Local high streets have been suffering long before the effects of the ongoing pandemic. Following 40 years of heavy investment into London business and retail districts, including Canary Wharf and both Westfield Shopping Centres, many small businesses have shut up shop for good.
However, the lockdown has had a positive impact in promoting and supporting local communities. More of us have been shopping locally due to remote work allowing workers to spend more time at home instead of commuting to city centres. Loyalty towards local infrastructure has also been increased as they have helped to support members of the local community. Staff from Suffolk Libraries made over 7,200 phone calls to vulnerable customers during the lockdown. Acts of charity like these have boosted the population’s commitment to bolstering their communities.

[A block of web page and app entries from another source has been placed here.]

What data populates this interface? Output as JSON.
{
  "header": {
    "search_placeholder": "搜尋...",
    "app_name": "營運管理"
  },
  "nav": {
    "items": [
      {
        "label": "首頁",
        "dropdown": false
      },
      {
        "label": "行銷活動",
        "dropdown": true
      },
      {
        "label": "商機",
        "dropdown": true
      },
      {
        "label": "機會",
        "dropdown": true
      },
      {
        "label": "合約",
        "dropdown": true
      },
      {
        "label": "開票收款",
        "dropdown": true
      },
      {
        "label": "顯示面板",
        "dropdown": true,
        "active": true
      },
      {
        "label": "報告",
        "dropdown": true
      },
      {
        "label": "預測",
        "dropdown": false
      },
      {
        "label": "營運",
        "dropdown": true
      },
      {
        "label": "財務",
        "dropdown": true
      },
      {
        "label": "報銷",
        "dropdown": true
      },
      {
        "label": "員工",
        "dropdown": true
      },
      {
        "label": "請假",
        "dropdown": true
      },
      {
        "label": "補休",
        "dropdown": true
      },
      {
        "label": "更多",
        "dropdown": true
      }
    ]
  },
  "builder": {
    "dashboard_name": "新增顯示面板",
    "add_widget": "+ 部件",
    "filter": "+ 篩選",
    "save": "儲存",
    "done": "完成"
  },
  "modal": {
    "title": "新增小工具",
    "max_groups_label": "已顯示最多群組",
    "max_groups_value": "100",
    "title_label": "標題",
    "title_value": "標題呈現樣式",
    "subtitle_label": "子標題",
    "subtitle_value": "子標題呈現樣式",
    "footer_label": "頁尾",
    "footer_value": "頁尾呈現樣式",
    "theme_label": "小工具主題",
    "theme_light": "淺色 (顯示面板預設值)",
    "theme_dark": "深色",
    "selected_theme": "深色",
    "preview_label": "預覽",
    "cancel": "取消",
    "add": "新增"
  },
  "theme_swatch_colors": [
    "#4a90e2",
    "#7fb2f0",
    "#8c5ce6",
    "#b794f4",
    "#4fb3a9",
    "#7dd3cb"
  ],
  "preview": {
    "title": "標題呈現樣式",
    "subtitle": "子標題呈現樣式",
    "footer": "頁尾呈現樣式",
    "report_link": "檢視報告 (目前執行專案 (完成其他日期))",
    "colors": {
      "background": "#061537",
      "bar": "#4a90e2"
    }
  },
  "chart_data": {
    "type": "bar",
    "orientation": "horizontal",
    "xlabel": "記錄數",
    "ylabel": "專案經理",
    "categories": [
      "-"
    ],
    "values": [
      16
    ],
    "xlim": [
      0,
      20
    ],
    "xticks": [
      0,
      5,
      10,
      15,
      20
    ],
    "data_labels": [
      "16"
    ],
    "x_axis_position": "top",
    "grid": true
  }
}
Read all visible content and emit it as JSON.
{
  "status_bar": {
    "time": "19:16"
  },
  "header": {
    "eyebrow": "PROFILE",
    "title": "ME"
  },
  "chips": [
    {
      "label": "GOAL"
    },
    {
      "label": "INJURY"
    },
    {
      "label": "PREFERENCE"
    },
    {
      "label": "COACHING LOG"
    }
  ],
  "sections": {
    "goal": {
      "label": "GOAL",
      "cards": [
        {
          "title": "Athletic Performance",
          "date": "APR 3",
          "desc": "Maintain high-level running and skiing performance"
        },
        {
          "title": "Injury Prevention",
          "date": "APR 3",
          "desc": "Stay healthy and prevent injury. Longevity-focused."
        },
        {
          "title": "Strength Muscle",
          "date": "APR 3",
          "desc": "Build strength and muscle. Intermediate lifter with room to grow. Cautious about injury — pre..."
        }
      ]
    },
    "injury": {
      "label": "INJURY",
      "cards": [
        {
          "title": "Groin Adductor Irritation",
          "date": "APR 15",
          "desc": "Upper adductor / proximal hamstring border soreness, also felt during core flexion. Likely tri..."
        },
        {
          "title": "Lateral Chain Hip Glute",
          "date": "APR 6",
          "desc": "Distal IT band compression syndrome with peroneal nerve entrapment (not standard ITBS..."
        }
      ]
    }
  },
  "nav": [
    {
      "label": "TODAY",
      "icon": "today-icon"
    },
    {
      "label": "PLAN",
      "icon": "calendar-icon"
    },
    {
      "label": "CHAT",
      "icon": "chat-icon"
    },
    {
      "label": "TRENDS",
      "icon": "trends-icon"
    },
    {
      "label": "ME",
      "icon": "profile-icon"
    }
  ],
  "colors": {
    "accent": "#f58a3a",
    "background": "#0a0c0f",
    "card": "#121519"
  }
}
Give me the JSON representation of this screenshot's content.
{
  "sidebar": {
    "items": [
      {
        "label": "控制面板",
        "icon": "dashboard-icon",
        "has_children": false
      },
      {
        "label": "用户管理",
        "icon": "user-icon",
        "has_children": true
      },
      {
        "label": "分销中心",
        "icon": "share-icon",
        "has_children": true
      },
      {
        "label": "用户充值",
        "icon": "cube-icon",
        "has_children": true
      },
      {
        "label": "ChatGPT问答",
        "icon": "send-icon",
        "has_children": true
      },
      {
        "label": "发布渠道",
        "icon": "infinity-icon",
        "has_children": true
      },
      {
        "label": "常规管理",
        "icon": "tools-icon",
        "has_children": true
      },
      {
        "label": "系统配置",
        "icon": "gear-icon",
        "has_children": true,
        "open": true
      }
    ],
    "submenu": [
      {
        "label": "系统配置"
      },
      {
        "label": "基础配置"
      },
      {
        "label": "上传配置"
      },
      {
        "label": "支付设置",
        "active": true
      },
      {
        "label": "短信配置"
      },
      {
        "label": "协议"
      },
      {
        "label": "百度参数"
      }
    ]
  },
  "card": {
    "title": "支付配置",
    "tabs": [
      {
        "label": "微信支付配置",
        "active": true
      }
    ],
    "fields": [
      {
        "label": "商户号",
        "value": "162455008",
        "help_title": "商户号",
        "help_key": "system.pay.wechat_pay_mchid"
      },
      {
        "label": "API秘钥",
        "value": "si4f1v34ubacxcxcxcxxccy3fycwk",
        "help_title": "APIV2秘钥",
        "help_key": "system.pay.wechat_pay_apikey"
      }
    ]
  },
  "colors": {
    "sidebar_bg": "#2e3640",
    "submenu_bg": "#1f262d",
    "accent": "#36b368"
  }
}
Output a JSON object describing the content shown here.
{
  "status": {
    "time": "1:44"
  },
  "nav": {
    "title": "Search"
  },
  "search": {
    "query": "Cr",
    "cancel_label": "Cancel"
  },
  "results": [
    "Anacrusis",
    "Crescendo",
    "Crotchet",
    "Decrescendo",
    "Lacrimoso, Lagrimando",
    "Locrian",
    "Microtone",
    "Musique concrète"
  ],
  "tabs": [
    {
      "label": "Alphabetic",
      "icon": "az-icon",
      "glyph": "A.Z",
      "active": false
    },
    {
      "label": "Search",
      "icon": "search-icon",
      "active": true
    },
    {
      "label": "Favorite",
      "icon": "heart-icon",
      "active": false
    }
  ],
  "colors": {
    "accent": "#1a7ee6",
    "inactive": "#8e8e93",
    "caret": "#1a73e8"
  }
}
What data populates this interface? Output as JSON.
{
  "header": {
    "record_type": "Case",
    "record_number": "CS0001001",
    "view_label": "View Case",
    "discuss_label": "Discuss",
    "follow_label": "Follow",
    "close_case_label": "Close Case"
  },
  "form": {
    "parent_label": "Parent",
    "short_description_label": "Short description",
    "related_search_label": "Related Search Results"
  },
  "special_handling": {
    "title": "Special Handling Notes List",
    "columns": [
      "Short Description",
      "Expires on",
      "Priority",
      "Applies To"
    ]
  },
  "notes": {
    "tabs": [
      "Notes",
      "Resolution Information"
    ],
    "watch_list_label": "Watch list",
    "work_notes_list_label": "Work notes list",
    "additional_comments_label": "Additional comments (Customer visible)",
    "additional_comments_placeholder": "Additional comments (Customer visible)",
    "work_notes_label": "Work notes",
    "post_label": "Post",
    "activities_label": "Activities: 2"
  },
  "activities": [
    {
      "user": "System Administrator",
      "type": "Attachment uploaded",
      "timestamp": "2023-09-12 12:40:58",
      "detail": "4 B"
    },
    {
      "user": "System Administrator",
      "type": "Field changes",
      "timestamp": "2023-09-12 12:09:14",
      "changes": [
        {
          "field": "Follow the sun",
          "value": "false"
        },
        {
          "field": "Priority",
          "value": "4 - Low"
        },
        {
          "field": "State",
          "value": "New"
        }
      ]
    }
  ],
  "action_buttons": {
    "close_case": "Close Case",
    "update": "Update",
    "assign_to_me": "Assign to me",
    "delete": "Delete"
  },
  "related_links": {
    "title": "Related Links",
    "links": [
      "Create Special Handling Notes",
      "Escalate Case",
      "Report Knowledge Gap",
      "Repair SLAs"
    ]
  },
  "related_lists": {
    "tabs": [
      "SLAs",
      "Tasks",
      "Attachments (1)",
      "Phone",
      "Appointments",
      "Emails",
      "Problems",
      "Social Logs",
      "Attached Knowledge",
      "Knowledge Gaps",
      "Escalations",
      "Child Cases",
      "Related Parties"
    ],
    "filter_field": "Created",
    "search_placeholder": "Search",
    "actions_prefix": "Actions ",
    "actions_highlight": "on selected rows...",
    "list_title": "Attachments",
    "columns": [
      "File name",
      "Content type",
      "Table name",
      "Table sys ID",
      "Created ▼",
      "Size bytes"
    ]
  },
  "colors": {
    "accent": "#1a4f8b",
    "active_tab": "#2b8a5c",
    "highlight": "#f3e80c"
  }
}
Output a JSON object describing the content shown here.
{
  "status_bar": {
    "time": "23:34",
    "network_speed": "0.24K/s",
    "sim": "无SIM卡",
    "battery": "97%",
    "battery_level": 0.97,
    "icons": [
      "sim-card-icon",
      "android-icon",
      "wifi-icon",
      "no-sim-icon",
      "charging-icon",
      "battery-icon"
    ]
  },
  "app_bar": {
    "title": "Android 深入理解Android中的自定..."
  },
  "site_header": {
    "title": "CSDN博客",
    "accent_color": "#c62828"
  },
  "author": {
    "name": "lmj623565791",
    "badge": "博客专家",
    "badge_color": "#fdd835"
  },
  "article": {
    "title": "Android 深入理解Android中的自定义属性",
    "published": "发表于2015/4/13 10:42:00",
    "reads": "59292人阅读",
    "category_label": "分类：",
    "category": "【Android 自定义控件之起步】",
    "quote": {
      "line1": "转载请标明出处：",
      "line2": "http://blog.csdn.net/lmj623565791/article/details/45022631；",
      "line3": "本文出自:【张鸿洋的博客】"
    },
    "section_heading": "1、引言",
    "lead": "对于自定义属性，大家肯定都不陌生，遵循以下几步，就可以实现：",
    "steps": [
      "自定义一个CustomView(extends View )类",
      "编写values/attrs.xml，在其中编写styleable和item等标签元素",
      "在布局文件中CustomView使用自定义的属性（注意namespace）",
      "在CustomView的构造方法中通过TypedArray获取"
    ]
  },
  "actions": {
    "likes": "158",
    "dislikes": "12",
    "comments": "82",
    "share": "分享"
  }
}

The study from the Centre For Economics and Business Research (CEBR) found that 32% of workers expect to continue working remotely at least one day a week post pandemic. In light of this, think of the positive impact remote working could have on local businesses. An increase in time spent by workers (who can be) at home will allow them to trade their Pret-a-Manger order for a latte to their local cafe, to work from a local library and to use their newfound spare time to shop in independent shops.
It must be noted that working from anywhere is not a possibility in all industries thus, commuting will not and should not come to a complete halt. However, even if a humble percentage of office workers, that are able to work flexibly, spend more time and money supporting local businesses that will have a positive impact on boosting smaller communities.
Many critics of remote working have said that a decrease in commuting workers could have some negative effects on our larger cities and indeed there have been genuine concerns over international coffee and restaurant chains having to close a few big-city stores due to lower demand. But could these losses within the city centres be balanced by a ‘spreading of the love’… nationally by salvaging and rejuvenating dying high streets in the suburbs, small villages and towns.
Professor Dimitrios Tsivrikos, a consumer psychologist at UCL says “we are social animals and the high street needs to provide us with the community”.
It is integral to our well-being that we have highstreets to allow us to gather as a community. Working remotely does not mean an end to social interaction. It is important to have opportunities to catch up and meet up with colleagues. Flexible working environments still accommodates these interactions that are so integral to the social animals that we are.
Accessibility to work from anywhere is a way of allowing people to help to support local businesses, reconnect with their communities and even help ensure that fundamental facilities, like libraries, remain for future generations.
Sign up here for your own virtual office!